Bankrupt in Debt Financially Ruined and Need to Sell Your House Fast?
The word 'bankrupt' is derived from the word 'bankruptcy' and means "to be financially ruined". When a person is bankrupt they can no longer pay their bills or meet financial obligations. This can be caused by numerous reasons. A chronic or life-threatening illness. Loss of employment. Divorce. Over-indulgence and careless spending. Lack of financial knowledge.
No one wants to be bankrupt. Not only is it stressful and worrisome, but there is also a stigma attached. People view you differently. Some will feel sorry for you. Others will think you are a failure. You may think you are a failure. But, the truth of the matter is, it doesn't matter what others think of you or even what you think of yourself. Instead, you need to focus on what options are available to help you overcome the challenges that caused you to become bankrupt in the first place.
If you are bankrupt, chances are you would benefit from credit counseling. Most credit counseling agencies charge a fee. Non-profit agencies generally use a sliding scale and base their fee on what you can afford to pay. With today's technology, credit counseling can be performed online, in the privacy of your own home. Credit counseling is also available in-person or via phone, making it a resource available to nearly anyone who needs it.

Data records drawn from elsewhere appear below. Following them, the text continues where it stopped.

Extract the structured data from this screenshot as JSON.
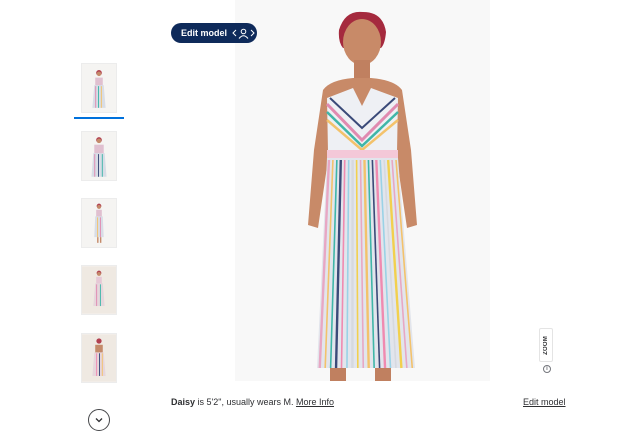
{
  "edit_model_pill": {
    "label": "Edit model",
    "icon": "model-switch-icon",
    "background": "#0e2a5a"
  },
  "thumbnails": [
    {
      "view": "front",
      "selected": true
    },
    {
      "view": "front-close",
      "selected": false
    },
    {
      "view": "full-length",
      "selected": false
    },
    {
      "view": "side",
      "selected": false
    },
    {
      "view": "back",
      "selected": false
    }
  ],
  "accent_color": "#0071dc",
  "more_thumbnails_icon": "chevron-down-icon",
  "zoom_badge": {
    "label": "ZOOM"
  },
  "info_icon": "info-icon",
  "caption": {
    "model_name": "Daisy",
    "model_text": " is 5'2\", usually wears M. ",
    "more_info_link": "More Info"
  },
  "edit_model_link": "Edit model",
  "dress_stripe_colors": [
    "#e8a7c4",
    "#f3c26b",
    "#3fb6a8",
    "#3a4a78",
    "#f08ab0",
    "#9ad2e6",
    "#d6d9e0",
    "#f2d04e"
  ]
}
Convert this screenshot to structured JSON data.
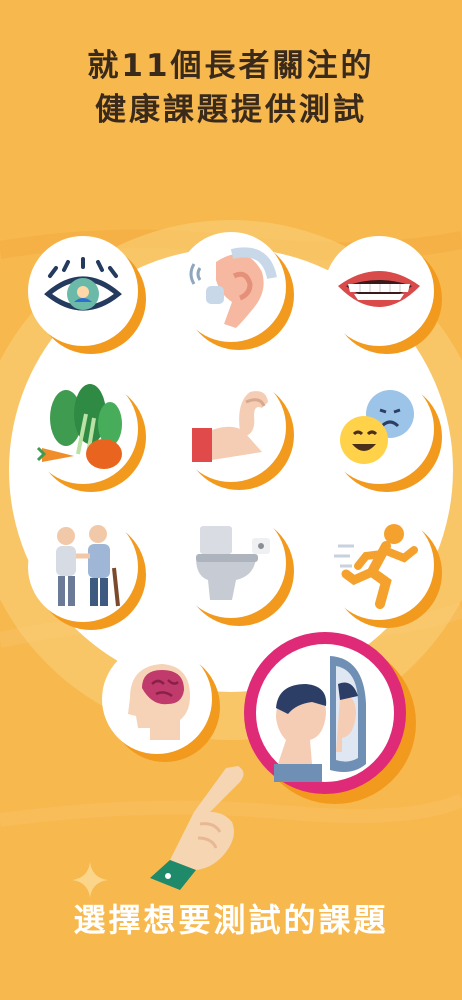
{
  "header": {
    "title_line1": "就11個長者關注的",
    "title_line2": "健康課題提供測試"
  },
  "footer": {
    "instruction": "選擇想要測試的課題"
  },
  "topics": [
    {
      "icon": "eye-icon"
    },
    {
      "icon": "ear-hearing-aid-icon"
    },
    {
      "icon": "mouth-teeth-icon"
    },
    {
      "icon": "vegetables-icon"
    },
    {
      "icon": "flexed-arm-icon"
    },
    {
      "icon": "emotion-faces-icon"
    },
    {
      "icon": "elderly-walking-icon"
    },
    {
      "icon": "toilet-icon"
    },
    {
      "icon": "running-person-icon"
    },
    {
      "icon": "brain-head-icon"
    },
    {
      "icon": "mirror-reflection-icon",
      "selected": true
    }
  ],
  "colors": {
    "background": "#f7b84e",
    "ring_shadow": "#f29a1e",
    "selected_ring": "#df2a77",
    "title_text": "#3a2a1c",
    "instruction_text": "#ffffff"
  }
}
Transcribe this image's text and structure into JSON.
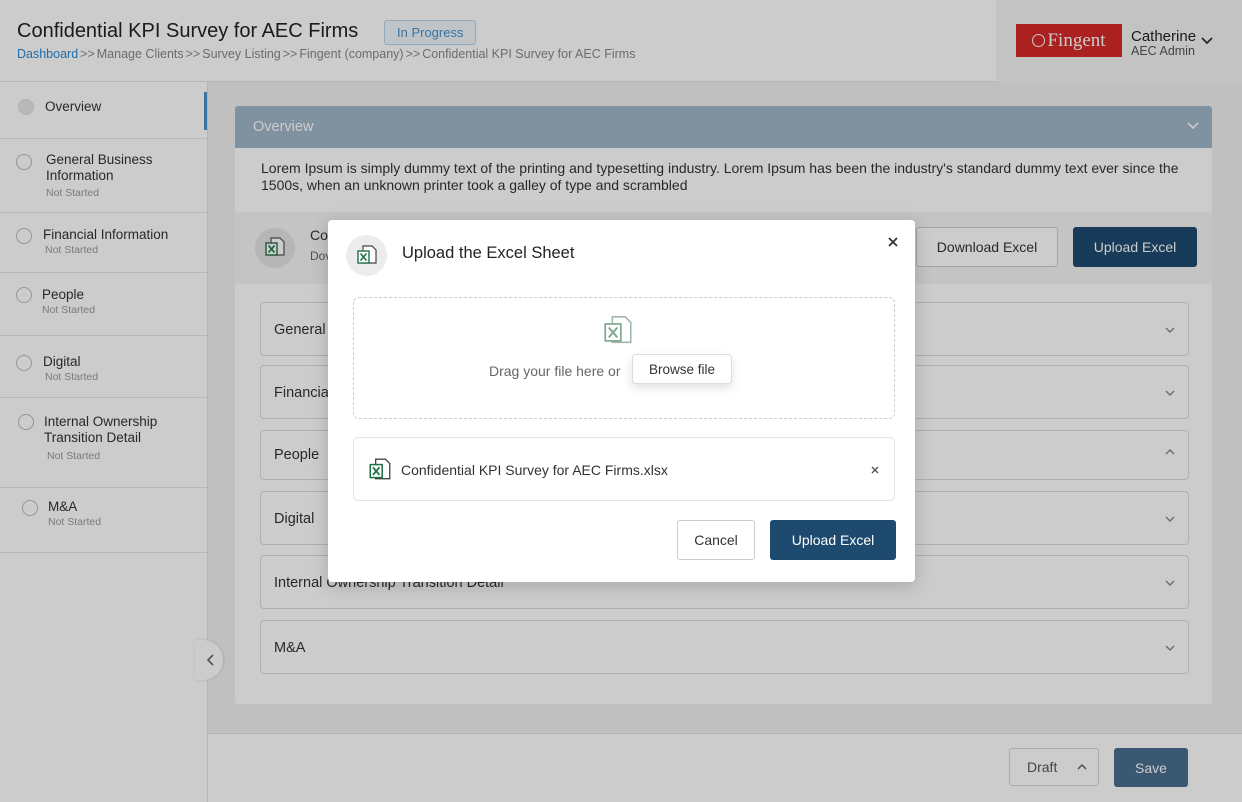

Credit counselors might recommend debt consolidation or debt settlement. With debt consolidation, the debtor obtains a loan and transfers all outstanding debts into the new account. Debt consolidation is generally reserved for homeowners. Using the equity in their home, debtors secure a second note using the real estate as collateral.
Debt settlement involves negotiating with creditors to reduce outstanding balances. Depending on the circumstances and amount of debt owed, credit counselors and debt settlement companies can sometimes slash debt in half.
Debt settlement is a good bankruptcy alternative; however, it can be detrimental to your credit history. People who are bankrupt generally don't have excellent credit ratings, but it is important to understand the consequences of engaging in debt settlement.
Several debt settlement options exist. First, you can attempt to negotiate creditor debts on your own. Create a reasonable repayment plan and determine how much you can offer them now. Experts recommend asking for a 50-percent reduction and having at least 25-percent of that amount as an upfront offer.
For example, if you owe $10, 000 in credit card debt, the goal is to negotiate the balance to $5,000. Offer a lump sum cash payment of $1250 and extend the remaining $3750 over a reasonable period of time. If creditors agree, you can pay off credit cards and potentially avoid going bankrupt.
In cases where creditors are unwilling to negotiate with you directly, you may require the services of a debt settlement company or attorney. Be certain to conduct research when using debt settlement companies. Unfortunately, there are unscrupulous people who cannot deliver what they offer. Additionally, you will be providing highly-sensitive information to them. Be certain they can be trusted with it.
If you are currently bankrupt and looking for a way out, I might be able to help. If you own real estate, promissory notes or land contracts, receive annuity payments or have probate inheritance, contact us to discuss options.
The Internet provides an abundance of information on personal finances, money management, credit counseling, debt management and bankruptcy alternatives. We invite you to begin your research by visiting our blog today. New articles are frequently added, so bookmark SimonVolkov.com and stop by often!